Remember how it snowed a lot in February and Glenn Beck issued an "Amber Alert" for Al Gore, because obviously seasonal weather patterns debunk Gore's global warming hoax? (Beck crowed, "Well, the snow is hammering Washington D.C. again. I believe God is just saying, 'I got your global warming here, eh?'") Well, those loony left-wing scientists at the NASA Goddard Institute for Space Studies are now saying [pdf] that the global surface temperature in 2010 is already hotter than any year on record. The report, which concludes that "that there has been no reduction in the global warming trend of 0.15-0.20°C/decade that began in the late 1970s," also addresses civilization's inability to deal with the crisis, thanks to demagogues like Beck:

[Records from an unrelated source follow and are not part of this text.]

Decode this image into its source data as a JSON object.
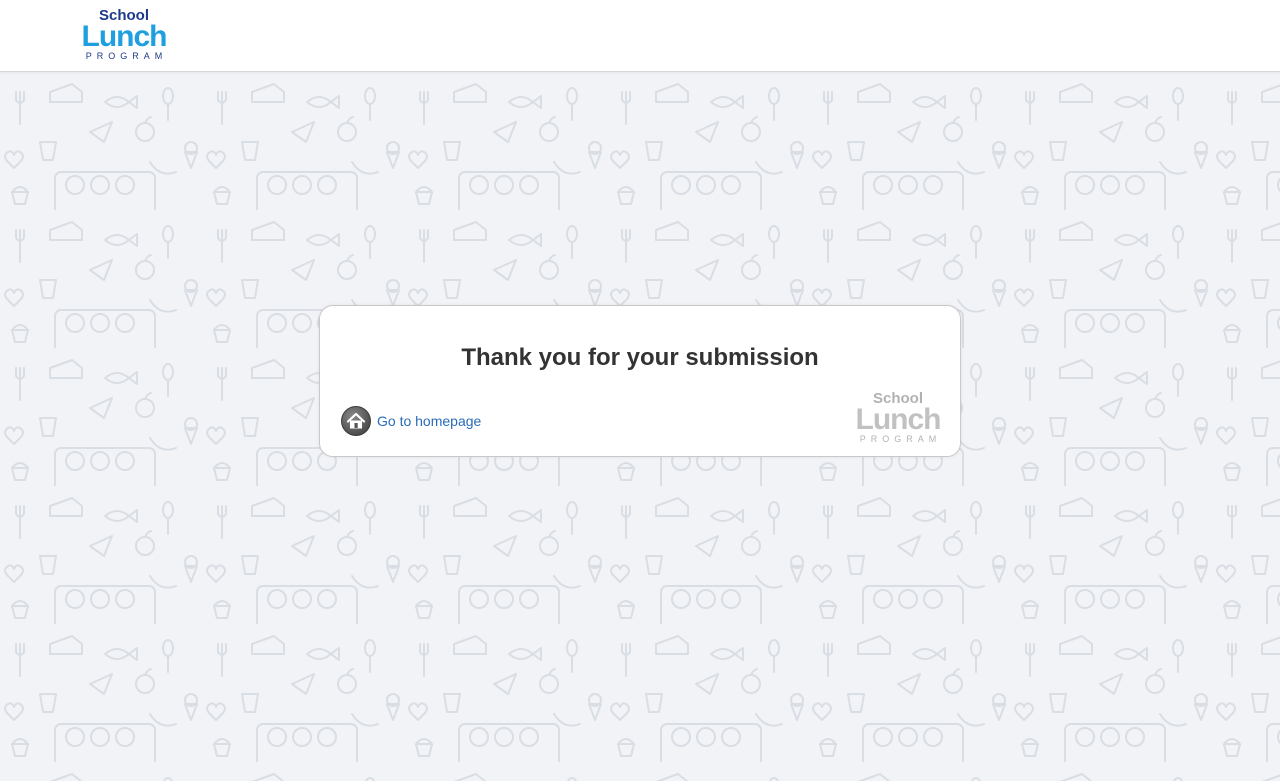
{
  "header": {
    "logo": {
      "line1": "School",
      "line2": "Lunch",
      "line3": "PROGRAM"
    }
  },
  "card": {
    "title": "Thank you for your submission",
    "home_link_label": "Go to homepage",
    "watermark_logo": {
      "line1": "School",
      "line2": "Lunch",
      "line3": "PROGRAM"
    }
  },
  "colors": {
    "brand_dark_blue": "#1e3a8a",
    "brand_light_blue": "#1f9fe0",
    "link_blue": "#2a6cb8",
    "background": "#f1f3f6"
  },
  "icons": {
    "home": "home-icon",
    "pattern_items": [
      "fork-icon",
      "spoon-icon",
      "apple-icon",
      "ice-cream-icon",
      "pizza-slice-icon",
      "cup-icon",
      "fish-icon",
      "cheese-icon",
      "plate-icon"
    ]
  }
}
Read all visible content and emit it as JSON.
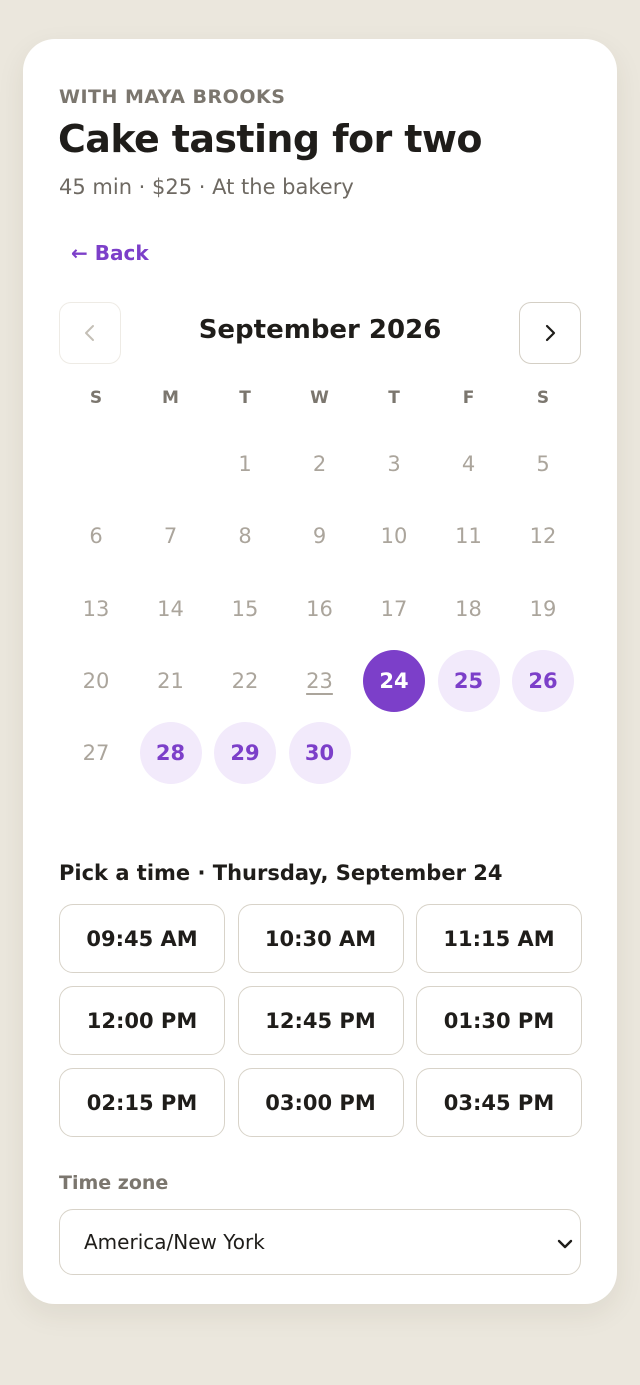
{
  "host": {
    "eyebrow": "WITH MAYA BROOKS"
  },
  "event": {
    "title": "Cake tasting for two",
    "meta": "45 min · $25 · At the bakery"
  },
  "nav": {
    "back_label": "← Back"
  },
  "calendar": {
    "month_label": "September 2026",
    "prev_icon": "chevron-left-icon",
    "next_icon": "chevron-right-icon",
    "weekdays": [
      "S",
      "M",
      "T",
      "W",
      "T",
      "F",
      "S"
    ],
    "first_weekday_index": 2,
    "days_in_month": 30,
    "today": 23,
    "selected": 24,
    "available": [
      25,
      26,
      28,
      29,
      30
    ]
  },
  "times": {
    "heading": "Pick a time · Thursday, September 24",
    "slots": [
      "09:45 AM",
      "10:30 AM",
      "11:15 AM",
      "12:00 PM",
      "12:45 PM",
      "01:30 PM",
      "02:15 PM",
      "03:00 PM",
      "03:45 PM"
    ]
  },
  "timezone": {
    "label": "Time zone",
    "value": "America/New York"
  },
  "colors": {
    "accent": "#7c3fc9",
    "accent_soft": "#f2eafb",
    "background": "#ebe7dd",
    "muted_day": "#aba59c"
  }
}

The task of alleviating the communication obstacle posed by politicization is formidable. The difficulty is compounded by continual attacks on the credibility of scientists. Polls indicate that the attacks have been effective in causing many members of the public to doubt the reality of global warming. Given this situation, the best hope may be repeated clear description of the science and passage of sufficient time to confirm validity of the description.

A problem with that prescription is the danger that the climate system could pass tipping points that cause major climate changes to proceed largely out of humanity's control.

In Washington, Senate Democratic leaders now say they will bring a climate bill to the floor for a vote by the end of the month. Politico reports that "the bill will have four parts: an oil spill response; a clean-energy and job-creation title based on work done in the Senate Energy and Natural Resources Committee; a tax package from the Senate Finance Committee; and a section that deals with greenhouse gas emissions from the electric utility industry."

According to Grist, "Of all sectors of the U.S. economy, electric utilities are the biggest emitter." And the bill's "oil-spill response section is the timely political hook... Reid, John Kerry, and other leaders hope a few Republicans will feel compelled to vote for drilling safeguards during the summer of the Gulf gusher—or pay an electoral cost if they don't."